José Maria Capricorne was born in Otrobanda on Christmas Day 1932 to working-class entrepreneurial parents; his father owned a carpentry business. His mother owned a plantation. His childhood in Otrobanda was spent amidst cobblers and tailors, authors and musicians. But he was also close to nature, plantation; dry arid land, insects and butterflies, mango and coconut trees, goats, chickens, pigs, wild geese. And fishermen casting their nets and reeling in hundreds of fish. (Fish eyes appear in many of his paintings)
Capricorne felt Curaçao’s industrial revolution. Saw more and more imported goods come in from the US and Venezuela, displacing his mother’s and other small-scale farmers’ plantations. He felt those bulldozers destroying mangroves to make way for international hotel chains. And observed oil (sometimes in tragic spills) killing fish, scarring regal pink flamingos, destroying corals.
He feels what it means to be black in post-colonial times. He worries about things, but he’s not a pessimist. He believes things work themselves out eventually. Source: Breukink, Eva. Artists from Curaçao (2007)
He studied in Brazil and the Netherlands, moved back to Curaçao in 1968 and founded our Art Academy. He lives in the Netherlands as of 1993, his soul still lives in Curaçao.
“Of course, you will see in my paintings the Caribbean influence: for instance, you’ll see fishes, goats. You will see a lot of eyes in all my paintings. Eyes mean for me that the painting is a living object. You look at the painting, but the painting looks back at you. So there is a communication between the painting and the one who observes the painting. You will see also people from the Caribbean, faces like masks, influenced naturally the African culture, the Caribbean influence, and you will see also the influence of the time I lived in Europe. But the basis of my paintings is my education in the Caribbean and in Brazil. You will see a lot of people with all kinds of clothes and a lot of decorations on the clothes. That is the influence that I had from Brazil–because in Brazil I met people from the Makumba religion–the way they act, the way they use the clothes, the way they dress, you see; you will see several women with the clothes on, all those clothes, the symbol, the influence from Brazil. You will see that I also use a lot of blue in my paintings.

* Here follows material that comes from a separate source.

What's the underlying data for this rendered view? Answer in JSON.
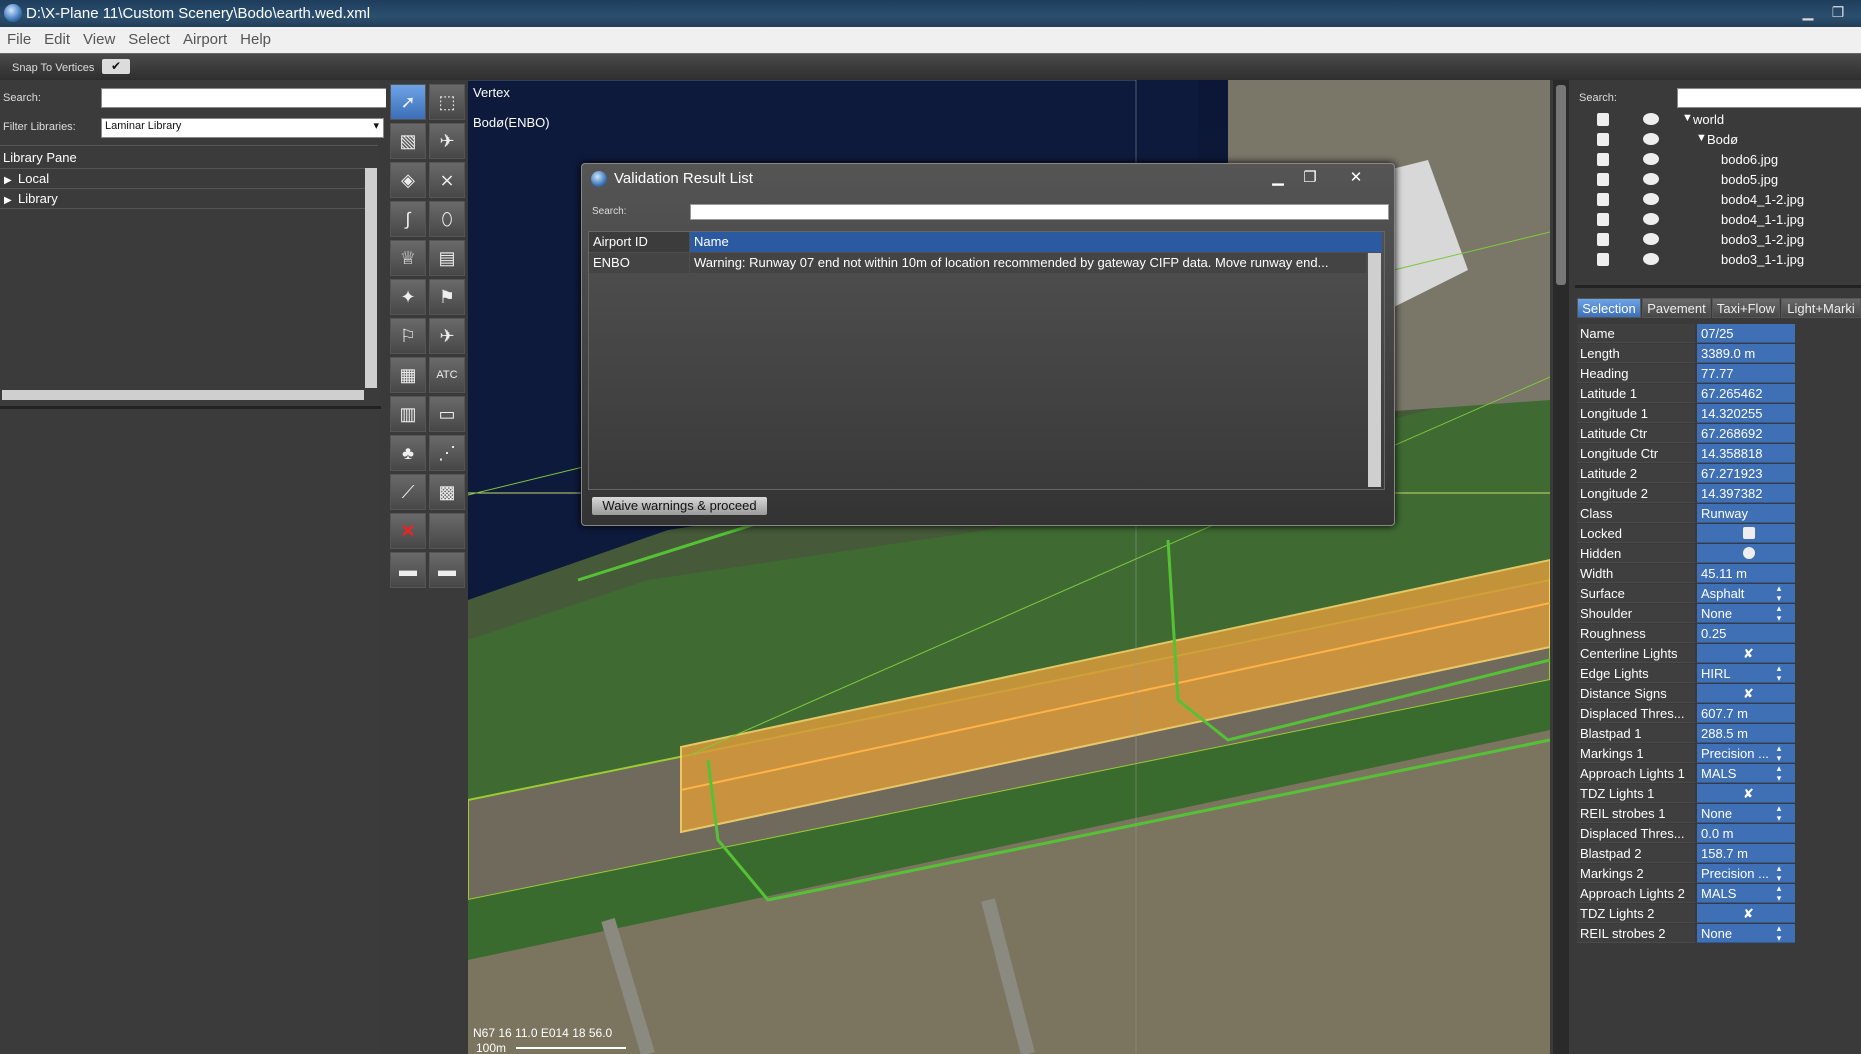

In the Caribbean, the sky is blue, the sea is blue; the fishes in my paintings are a symbol of our own islands–the island of Curaçao is like a fish in the Caribbean waters. I paint always the changes in life. You will see a lot of symbols that mean life is changing. You will see people with two faces. You will see people who are moving. You will see trees.”
Source: AN INTERVIEW WITH JOSE MARIA CAPRICORNE by Charles Rowell. Callaloo, Vol. 21 No. 3, p.481-482.
Below is a great promo for a documentary on José Maria Capricorne, to celebrate his 80th bday this year.
[I apologize to non-Dutch speakers, I’ve already inquired about English subtitles, stay tuned!]